ACTIVITY: Exact reproduction, images excluded: write out the records below.

---

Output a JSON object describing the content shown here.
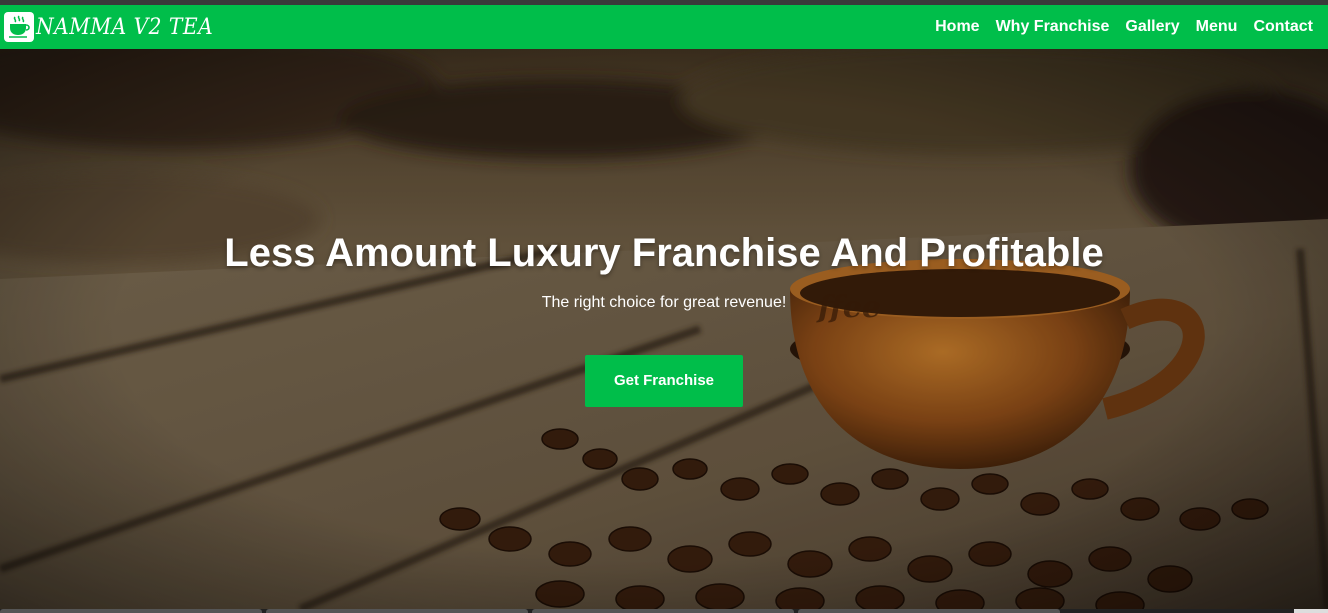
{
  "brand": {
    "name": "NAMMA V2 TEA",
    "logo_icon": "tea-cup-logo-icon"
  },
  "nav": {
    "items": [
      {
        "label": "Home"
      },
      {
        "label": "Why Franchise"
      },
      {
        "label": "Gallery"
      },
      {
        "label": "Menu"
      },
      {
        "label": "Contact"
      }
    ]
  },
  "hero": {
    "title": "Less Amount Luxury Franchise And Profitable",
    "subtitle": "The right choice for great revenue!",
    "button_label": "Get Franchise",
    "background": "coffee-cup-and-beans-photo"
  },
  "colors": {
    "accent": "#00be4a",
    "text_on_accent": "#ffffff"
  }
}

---

SOLUTION TO THE EXERCISE:
Output a JSON object describing the content shown here.
{
  "brand": {
    "name": "NAMMA V2 TEA",
    "logo_icon": "tea-cup-logo-icon"
  },
  "nav": {
    "items": [
      {
        "label": "Home"
      },
      {
        "label": "Why Franchise"
      },
      {
        "label": "Gallery"
      },
      {
        "label": "Menu"
      },
      {
        "label": "Contact"
      }
    ]
  },
  "hero": {
    "title": "Less Amount Luxury Franchise And Profitable",
    "subtitle": "The right choice for great revenue!",
    "button_label": "Get Franchise",
    "background": "coffee-cup-and-beans-photo"
  },
  "colors": {
    "accent": "#00be4a",
    "text_on_accent": "#ffffff"
  }
}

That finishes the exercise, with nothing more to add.